The argument is sought to be reinforced by a reference to Article 29(2). It is said that an educational institution established by a minority community which does not seek any aid from the funds of the State need not admit a single scholar belonging to a community other than that for whose benefit it was a community other than that for whose benefit it was established seeks and gets aid from the State confers Article 29(2) will preclude it from denying admission to members of the other communities on grounds only of religion, race, caste, language or any of them and consequently it will cease to be an educational institution of the choice of the minority community which established it. This argument does not appear to us to be warranted by the language of the Article itself. There is no such limitation in Article 30(1) and to accept this limitation will necessarily involve the addition of the words "for their own community" in the Article which is ordinarily nor permissible according to well established rules of interpretation. Nor is it reasonable to assume that the purpose of Article 29(2) was to deprive minority educational institutions of the aid they receive from the State. To say that an institution which receives aid on account of its being a minority educational institution must not refuse to admit any member of any other community only on the grounds therein mentioned and then to say that as soon as such institution admits such an outsider it will cease to be a minority institution is tantamount to saying that minority institutions will not, as minority institutions, be entitled to any aid. The real import of Article 29(2) and Article 30(1) seems to us to be that they clearly contemplate a minority institution with a sprinkling of outsiders admitted into it. By admitting a non-member into it the minority institution does not shed its character and cease to be a minority institution. Indeed the object of conservation of the distinct language, script and culture of a minority may be better served by propagating the same amongst non-members of the particular minority community.

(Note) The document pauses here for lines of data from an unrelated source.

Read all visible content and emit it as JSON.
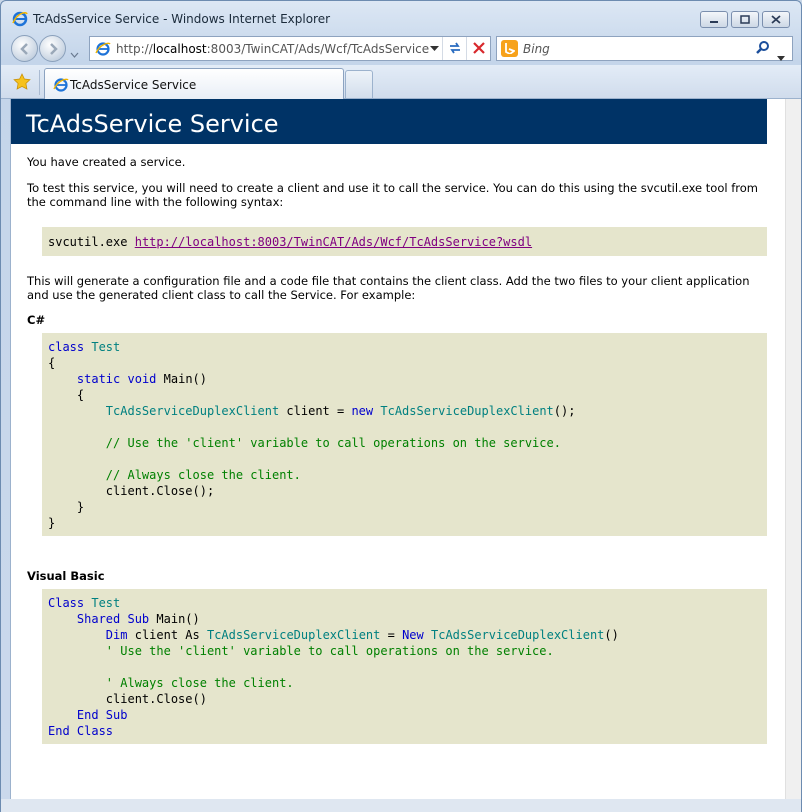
{
  "window": {
    "title": "TcAdsService Service - Windows Internet Explorer"
  },
  "address": {
    "url_prefix": "http://",
    "url_host": "localhost",
    "url_rest": ":8003/TwinCAT/Ads/Wcf/TcAdsService"
  },
  "search": {
    "placeholder": "Bing"
  },
  "tabs": [
    {
      "label": "TcAdsService Service"
    }
  ],
  "page": {
    "heading": "TcAdsService Service",
    "intro": "You have created a service.",
    "instructions": "To test this service, you will need to create a client and use it to call the service. You can do this using the svcutil.exe tool from the command line with the following syntax:",
    "svcutil_cmd": "svcutil.exe",
    "wsdl_link": "http://localhost:8003/TwinCAT/Ads/Wcf/TcAdsService?wsdl",
    "generate_text": "This will generate a configuration file and a code file that contains the client class. Add the two files to your client application and use the generated client class to call the Service. For example:",
    "csharp_label": "C#",
    "vb_label": "Visual Basic"
  },
  "csharp_code": {
    "kw_class": "class",
    "name_test": "Test",
    "open_brace": "{",
    "close_brace": "}",
    "kw_static": "static",
    "kw_void": "void",
    "main_call": "Main()",
    "client_type": "TcAdsServiceDuplexClient",
    "client_var": "client =",
    "kw_new": "new",
    "new_tail": "();",
    "comment_use": "// Use the 'client' variable to call operations on the service.",
    "comment_close": "// Always close the client.",
    "close_call": "client.Close();"
  },
  "vb_code": {
    "kw_class": "Class",
    "name_test": "Test",
    "kw_shared_sub": "Shared Sub",
    "main_call": "Main()",
    "kw_dim": "Dim",
    "client_as": "client As",
    "client_type": "TcAdsServiceDuplexClient",
    "equals": "=",
    "kw_new": "New",
    "new_tail": "()",
    "comment_use": "' Use the 'client' variable to call operations on the service.",
    "comment_close": "' Always close the client.",
    "close_call": "client.Close()",
    "kw_end_sub": "End Sub",
    "kw_end_class": "End Class"
  },
  "colors": {
    "heading_bg": "#003366",
    "code_bg": "#e5e5cc",
    "keyword": "#0000cc",
    "type": "#008080",
    "comment": "#008000",
    "link": "#800080"
  }
}
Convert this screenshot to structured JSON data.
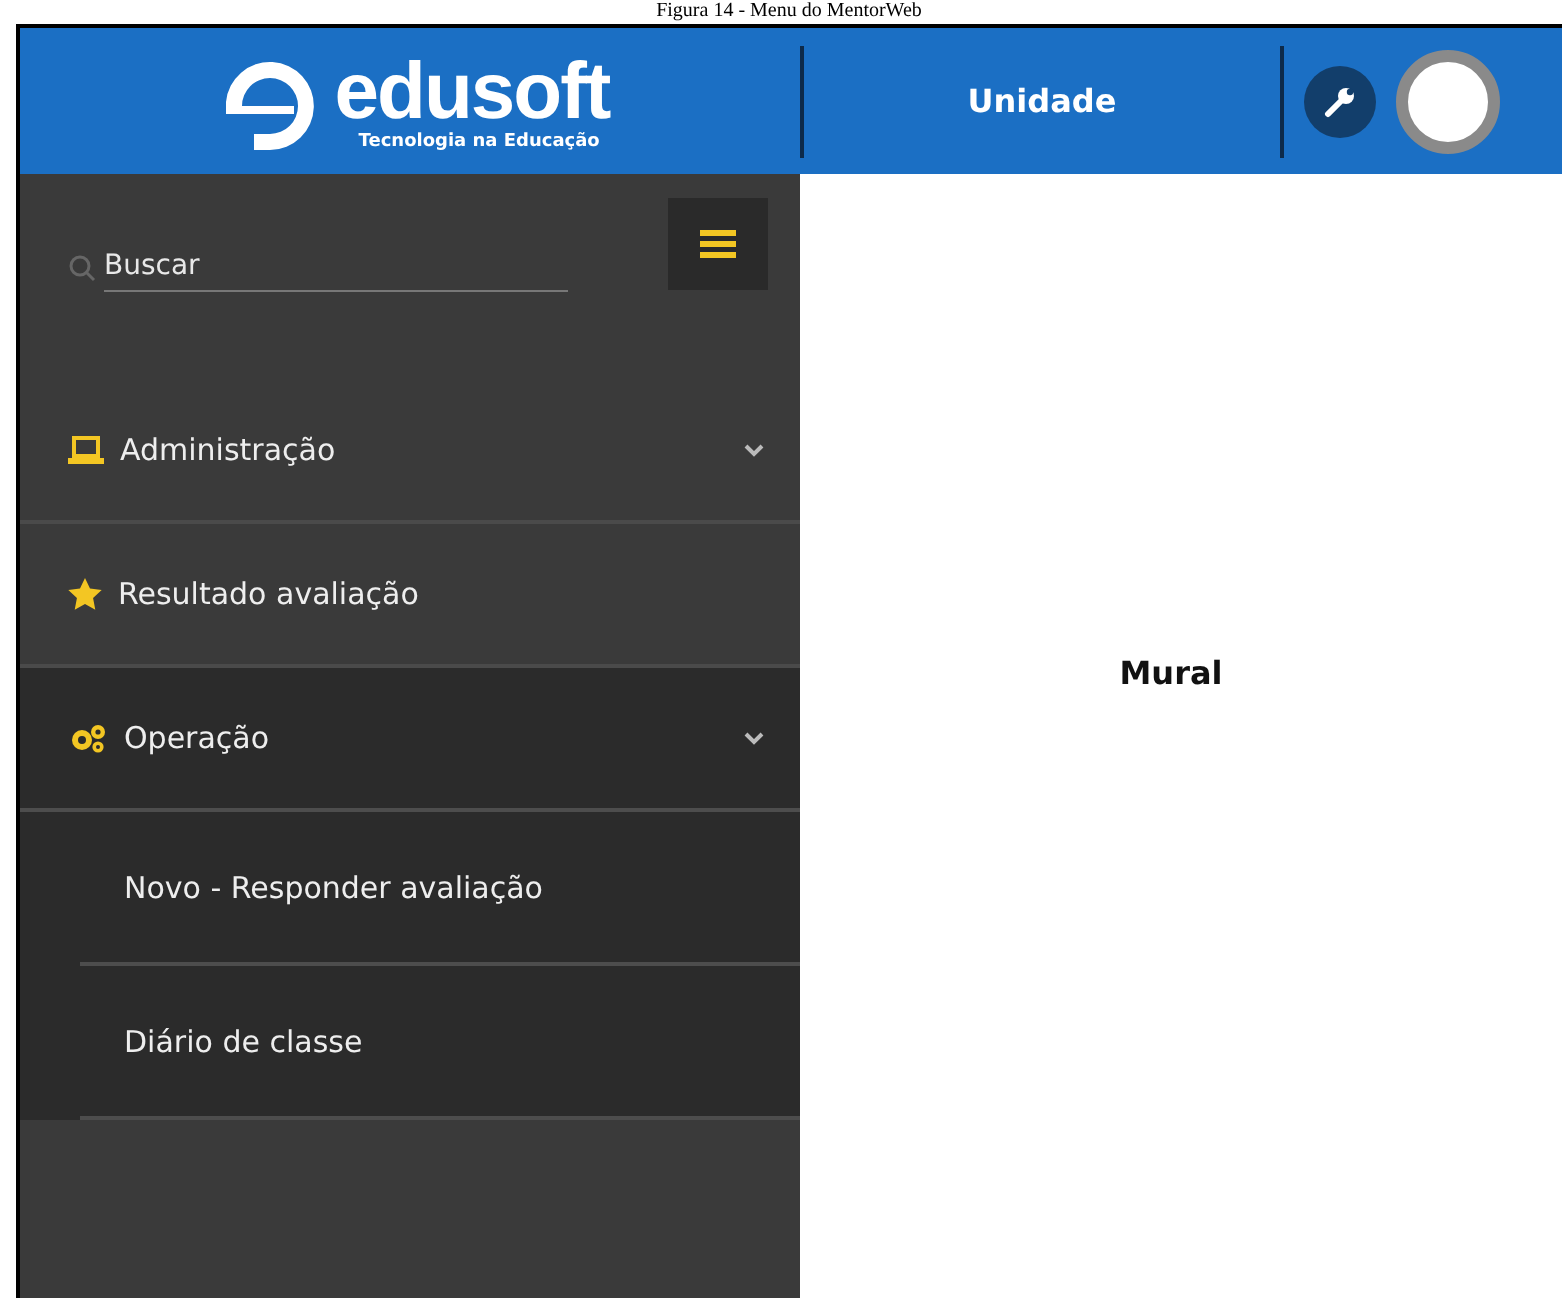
{
  "caption": "Figura 14 - Menu do MentorWeb",
  "header": {
    "logo_name": "edusoft",
    "logo_tagline": "Tecnologia na Educação",
    "unit": "Unidade"
  },
  "sidebar": {
    "search": {
      "placeholder": "Buscar"
    },
    "items": [
      {
        "label": "Administração",
        "kind": "laptop",
        "expanded": false
      },
      {
        "label": "Resultado avaliação",
        "kind": "star"
      },
      {
        "label": "Operação",
        "kind": "gears",
        "expanded": true,
        "children": [
          {
            "label": "Novo - Responder avaliação"
          },
          {
            "label": "Diário de classe"
          }
        ]
      }
    ]
  },
  "main": {
    "title": "Mural"
  }
}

In our opinion, it is not possible to read this condition into Article 30(1) of the Constitution.